But those assumptions were made without knowledge of the Indian variant, and how it is evolving in the UK.
The knowledge base now is changing fast. And when the facts change, as the great economist JM Keynes said, we are supposed to change our minds.
Indeed, the UK government's own four tests of whether its safe to proceed to the next stage of unlocking, include an assessment of whether a new variant of concern has changed the risk profile.
On Thursday the Health Secretary Matt Hancock said the Indian variant is now the dominant strain in the UK, accounting for up to 75% of cases.
The case numbers are rising again (up 20% week-on-week), and the Indian variant infections are doubling. What remains to be seen is if there is an increase in hospitalisations, particularly for cases requiring intensive care treatment.
Mr Hancock identified the key target to watch: "The aim is to break the link to hospitalisation and death so that cases alone no longer require stringent restrictions on people's lives. The critical thing to watch is the link from the number cases, to how many people end up in hospital."
Mr Hancock said the information gleaned in the coming fortnight would determine if the UK can proceed to its next stage of unlocking, while other cabinet minsters have muttered about the possible need for local lockdowns in Indian variant hotspots.
The reluctance of the British government to say everything is going fine - indeed to drop hints that policy may have to be reversed - may explain why the Irish Government is reluctant to end the restrictions on travellers from Britain (Covid testing before and after travel and self isolation for ten days), even though Britain operates no restriction on travellers coming in from Ireland (not even a passenger locator form), because it is within the Common Travel Area.
And France has now imposed a mandatory seven-day quarantine requirement on arrivals from the UK, starting on Monday.
This poses a dilemma for places like Spain and Greece, keen to get back UK tourists after the disastrous 2020 season. But if India variant cases start to spread there ...
Keep an eye on Portugal, which has already opened its tourist beaches to UK visitors. But outbreaks of the Indian variant imported from the UK could play havoc with plans to open up the whole EU to travel for EU citizens using a green pass system.
More seriously, if the Indian variant is in with at least a sporting chance of outrunning the vaccine programme in the UK, how much more of a threat does it pose in the EU, where the programme is about a month behind Britain in double vaccinating the key groups?

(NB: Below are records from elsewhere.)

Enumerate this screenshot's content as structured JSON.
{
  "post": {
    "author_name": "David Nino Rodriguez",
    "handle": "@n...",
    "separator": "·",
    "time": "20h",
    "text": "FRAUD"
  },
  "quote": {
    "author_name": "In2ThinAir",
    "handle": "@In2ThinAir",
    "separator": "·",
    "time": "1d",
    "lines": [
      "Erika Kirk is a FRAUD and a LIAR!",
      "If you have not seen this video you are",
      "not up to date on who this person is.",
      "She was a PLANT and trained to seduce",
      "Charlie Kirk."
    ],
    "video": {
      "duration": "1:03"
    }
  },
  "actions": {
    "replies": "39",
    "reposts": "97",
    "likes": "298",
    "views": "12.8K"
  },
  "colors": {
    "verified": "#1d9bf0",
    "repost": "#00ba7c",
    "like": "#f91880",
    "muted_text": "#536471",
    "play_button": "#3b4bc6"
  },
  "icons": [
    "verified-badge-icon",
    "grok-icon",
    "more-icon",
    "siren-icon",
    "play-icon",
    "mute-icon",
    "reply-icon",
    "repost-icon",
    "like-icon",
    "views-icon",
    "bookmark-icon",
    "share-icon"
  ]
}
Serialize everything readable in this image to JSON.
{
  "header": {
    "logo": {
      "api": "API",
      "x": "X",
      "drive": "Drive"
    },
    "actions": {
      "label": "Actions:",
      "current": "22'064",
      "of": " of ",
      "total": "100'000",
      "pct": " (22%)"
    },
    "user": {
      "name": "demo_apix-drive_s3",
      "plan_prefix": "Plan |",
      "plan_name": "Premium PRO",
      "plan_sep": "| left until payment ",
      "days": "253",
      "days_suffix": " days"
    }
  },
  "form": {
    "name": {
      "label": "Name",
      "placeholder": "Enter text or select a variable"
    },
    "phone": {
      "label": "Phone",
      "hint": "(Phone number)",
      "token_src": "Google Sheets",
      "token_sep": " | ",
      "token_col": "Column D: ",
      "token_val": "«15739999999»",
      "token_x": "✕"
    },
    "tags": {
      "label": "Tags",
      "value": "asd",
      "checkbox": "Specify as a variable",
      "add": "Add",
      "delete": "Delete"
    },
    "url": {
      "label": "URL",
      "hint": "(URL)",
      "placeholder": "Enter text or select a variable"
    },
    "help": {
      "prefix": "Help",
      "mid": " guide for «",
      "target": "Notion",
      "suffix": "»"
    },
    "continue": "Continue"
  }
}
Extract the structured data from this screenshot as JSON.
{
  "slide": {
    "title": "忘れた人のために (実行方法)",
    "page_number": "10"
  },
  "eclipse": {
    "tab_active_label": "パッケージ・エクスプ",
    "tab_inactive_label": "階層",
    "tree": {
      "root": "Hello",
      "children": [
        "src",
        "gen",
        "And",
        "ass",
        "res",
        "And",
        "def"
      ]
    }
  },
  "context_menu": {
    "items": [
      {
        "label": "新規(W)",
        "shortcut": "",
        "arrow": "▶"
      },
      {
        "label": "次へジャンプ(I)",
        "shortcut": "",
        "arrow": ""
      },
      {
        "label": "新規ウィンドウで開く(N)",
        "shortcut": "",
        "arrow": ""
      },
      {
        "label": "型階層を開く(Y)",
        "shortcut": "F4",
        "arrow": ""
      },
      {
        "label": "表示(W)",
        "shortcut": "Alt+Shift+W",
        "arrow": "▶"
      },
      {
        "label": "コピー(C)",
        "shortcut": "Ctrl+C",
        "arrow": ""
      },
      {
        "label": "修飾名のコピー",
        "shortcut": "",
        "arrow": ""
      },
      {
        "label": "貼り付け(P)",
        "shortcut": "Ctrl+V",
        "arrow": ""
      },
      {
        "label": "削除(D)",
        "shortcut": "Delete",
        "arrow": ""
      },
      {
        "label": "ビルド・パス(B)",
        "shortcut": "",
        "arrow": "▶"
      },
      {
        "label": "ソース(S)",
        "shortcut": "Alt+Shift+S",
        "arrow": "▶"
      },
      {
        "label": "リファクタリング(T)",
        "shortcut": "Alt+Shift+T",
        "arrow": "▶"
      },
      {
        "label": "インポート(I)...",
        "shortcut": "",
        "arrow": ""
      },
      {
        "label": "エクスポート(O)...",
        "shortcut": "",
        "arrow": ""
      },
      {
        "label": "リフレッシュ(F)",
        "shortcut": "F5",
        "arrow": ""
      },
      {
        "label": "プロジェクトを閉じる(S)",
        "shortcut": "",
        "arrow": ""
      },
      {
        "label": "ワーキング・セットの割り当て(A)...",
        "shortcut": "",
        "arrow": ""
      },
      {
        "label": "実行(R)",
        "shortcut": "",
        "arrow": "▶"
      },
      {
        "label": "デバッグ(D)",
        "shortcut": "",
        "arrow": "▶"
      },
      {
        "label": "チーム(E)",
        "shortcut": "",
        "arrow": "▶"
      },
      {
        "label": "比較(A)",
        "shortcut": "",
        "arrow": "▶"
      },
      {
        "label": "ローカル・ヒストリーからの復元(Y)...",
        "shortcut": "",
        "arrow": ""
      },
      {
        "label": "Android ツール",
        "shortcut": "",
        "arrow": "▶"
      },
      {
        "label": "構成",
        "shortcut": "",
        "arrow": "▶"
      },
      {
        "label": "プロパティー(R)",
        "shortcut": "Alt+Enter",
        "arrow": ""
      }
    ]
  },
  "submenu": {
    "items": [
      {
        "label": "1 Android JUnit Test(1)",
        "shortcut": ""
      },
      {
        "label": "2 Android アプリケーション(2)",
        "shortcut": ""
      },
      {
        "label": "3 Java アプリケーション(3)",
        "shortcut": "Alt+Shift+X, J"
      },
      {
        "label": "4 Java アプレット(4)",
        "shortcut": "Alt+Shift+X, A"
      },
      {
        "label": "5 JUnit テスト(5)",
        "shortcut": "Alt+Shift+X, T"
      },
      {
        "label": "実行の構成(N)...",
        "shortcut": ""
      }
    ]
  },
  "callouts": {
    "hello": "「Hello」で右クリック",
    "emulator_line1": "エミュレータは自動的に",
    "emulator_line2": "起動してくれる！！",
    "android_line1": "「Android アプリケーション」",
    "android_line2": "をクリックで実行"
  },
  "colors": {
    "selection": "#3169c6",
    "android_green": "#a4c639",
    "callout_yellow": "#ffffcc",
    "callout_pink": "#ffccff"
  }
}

And if those like Prof Christine Pagel who think Britain should not fully unlock until august - or whenever it has double vaccinated 70% of its adult population are right - what is the right re-opening date for EU countries?
Remember, the Indian variant is already in Ireland.